— Records for this exercise —
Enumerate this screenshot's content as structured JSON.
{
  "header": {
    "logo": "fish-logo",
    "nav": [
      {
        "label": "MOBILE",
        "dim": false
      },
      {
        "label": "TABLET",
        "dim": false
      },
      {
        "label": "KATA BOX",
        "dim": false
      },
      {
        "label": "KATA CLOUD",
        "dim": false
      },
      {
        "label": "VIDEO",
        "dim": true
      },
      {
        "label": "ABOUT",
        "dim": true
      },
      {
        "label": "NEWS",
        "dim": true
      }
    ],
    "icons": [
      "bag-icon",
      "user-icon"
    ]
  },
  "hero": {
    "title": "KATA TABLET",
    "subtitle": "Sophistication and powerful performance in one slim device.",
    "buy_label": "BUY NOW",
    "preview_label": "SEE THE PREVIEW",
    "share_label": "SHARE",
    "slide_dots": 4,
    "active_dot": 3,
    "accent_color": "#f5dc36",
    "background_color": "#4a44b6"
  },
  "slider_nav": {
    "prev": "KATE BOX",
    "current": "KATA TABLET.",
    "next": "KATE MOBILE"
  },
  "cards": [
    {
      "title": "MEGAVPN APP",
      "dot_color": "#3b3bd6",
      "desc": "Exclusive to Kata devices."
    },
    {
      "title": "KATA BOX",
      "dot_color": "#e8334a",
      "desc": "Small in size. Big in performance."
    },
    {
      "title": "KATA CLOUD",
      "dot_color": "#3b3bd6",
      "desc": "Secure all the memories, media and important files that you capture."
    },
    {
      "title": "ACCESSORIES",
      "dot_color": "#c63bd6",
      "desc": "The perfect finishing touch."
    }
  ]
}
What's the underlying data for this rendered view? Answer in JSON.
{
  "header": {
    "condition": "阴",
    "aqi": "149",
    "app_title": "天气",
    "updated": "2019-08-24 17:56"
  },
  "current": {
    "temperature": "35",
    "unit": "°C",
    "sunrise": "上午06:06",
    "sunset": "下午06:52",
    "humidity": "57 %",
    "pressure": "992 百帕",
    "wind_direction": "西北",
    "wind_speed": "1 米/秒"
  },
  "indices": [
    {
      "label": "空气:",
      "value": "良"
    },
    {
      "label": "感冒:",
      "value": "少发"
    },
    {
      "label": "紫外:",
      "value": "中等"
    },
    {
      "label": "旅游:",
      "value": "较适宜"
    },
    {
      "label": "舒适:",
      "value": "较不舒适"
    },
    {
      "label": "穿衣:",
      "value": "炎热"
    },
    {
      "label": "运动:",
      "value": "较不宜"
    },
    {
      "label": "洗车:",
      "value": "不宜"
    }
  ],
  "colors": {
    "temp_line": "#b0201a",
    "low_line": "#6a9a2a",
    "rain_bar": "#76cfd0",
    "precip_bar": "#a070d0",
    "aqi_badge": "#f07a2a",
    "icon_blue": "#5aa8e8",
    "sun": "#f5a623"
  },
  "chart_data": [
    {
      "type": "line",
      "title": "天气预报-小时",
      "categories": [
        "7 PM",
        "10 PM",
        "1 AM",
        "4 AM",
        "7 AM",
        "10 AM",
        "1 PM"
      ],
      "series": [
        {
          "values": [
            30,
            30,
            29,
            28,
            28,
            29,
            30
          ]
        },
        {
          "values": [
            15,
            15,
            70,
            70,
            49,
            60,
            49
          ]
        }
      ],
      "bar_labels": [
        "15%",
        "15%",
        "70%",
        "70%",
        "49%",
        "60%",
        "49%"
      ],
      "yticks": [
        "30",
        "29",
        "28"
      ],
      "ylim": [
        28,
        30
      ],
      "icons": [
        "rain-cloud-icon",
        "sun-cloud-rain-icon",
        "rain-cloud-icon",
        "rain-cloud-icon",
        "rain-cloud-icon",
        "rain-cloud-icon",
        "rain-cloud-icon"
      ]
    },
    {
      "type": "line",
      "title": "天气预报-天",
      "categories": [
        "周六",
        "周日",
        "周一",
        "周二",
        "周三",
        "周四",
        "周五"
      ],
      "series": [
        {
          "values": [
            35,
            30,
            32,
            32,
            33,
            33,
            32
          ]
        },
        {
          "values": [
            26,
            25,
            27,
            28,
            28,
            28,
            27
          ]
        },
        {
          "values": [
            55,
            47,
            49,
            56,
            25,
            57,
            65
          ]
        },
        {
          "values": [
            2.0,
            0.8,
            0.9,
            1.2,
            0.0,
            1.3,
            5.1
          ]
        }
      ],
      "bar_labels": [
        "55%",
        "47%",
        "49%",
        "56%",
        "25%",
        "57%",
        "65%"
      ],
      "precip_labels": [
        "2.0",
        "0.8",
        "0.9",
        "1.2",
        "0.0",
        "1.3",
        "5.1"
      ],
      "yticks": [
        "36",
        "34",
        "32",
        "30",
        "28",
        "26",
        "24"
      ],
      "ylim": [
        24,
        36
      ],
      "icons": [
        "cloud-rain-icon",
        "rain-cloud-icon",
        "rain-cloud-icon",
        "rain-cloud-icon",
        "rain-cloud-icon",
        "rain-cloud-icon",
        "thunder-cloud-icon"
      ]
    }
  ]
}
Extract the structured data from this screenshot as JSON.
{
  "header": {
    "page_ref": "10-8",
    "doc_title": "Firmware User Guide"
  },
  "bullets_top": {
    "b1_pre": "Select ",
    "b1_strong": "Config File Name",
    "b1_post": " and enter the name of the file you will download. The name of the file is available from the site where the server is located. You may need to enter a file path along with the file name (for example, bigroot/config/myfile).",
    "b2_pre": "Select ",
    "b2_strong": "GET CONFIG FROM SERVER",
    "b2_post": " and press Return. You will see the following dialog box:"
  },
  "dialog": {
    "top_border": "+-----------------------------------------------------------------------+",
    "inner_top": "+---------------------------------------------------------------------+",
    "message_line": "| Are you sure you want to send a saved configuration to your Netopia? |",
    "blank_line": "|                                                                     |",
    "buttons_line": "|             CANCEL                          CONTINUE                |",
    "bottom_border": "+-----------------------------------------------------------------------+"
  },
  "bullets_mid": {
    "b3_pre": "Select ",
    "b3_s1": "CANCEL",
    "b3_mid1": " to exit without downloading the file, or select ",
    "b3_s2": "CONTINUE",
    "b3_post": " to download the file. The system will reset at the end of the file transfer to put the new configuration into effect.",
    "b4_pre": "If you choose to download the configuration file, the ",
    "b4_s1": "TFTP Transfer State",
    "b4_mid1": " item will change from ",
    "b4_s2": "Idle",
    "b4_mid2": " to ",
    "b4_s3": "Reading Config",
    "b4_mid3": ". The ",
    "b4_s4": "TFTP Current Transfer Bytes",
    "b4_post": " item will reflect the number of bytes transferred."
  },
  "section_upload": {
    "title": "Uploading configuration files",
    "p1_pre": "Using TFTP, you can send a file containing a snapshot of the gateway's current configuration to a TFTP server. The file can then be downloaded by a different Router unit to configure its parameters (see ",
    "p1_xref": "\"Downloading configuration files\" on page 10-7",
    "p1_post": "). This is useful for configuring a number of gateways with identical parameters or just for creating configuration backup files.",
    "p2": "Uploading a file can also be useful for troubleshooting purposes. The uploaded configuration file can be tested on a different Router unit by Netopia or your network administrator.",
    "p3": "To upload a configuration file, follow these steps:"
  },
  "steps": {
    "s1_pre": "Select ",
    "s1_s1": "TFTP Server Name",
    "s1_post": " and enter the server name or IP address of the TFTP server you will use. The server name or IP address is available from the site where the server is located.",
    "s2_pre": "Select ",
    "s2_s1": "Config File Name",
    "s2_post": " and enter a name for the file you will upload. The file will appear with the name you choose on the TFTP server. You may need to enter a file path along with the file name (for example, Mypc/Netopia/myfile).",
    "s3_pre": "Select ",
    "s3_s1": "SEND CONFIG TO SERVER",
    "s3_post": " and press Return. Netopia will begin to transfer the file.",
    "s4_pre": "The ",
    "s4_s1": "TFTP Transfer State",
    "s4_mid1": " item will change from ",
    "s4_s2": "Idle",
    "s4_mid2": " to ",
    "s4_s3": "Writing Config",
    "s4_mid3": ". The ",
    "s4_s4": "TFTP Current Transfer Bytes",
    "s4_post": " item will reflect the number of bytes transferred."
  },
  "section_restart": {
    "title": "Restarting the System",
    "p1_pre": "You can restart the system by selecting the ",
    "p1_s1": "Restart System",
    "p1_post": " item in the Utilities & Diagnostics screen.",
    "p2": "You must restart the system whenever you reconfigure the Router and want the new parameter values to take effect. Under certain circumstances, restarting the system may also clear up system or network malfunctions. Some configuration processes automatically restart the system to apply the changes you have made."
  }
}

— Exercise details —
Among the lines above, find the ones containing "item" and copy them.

— Answer for the task —
    "b4_mid1": " item will change from ",
    "b4_post": " item will reflect the number of bytes transferred."
    "s4_mid1": " item will change from ",
    "s4_post": " item will reflect the number of bytes transferred."
    "p1_post": " item in the Utilities & Diagnostics screen.",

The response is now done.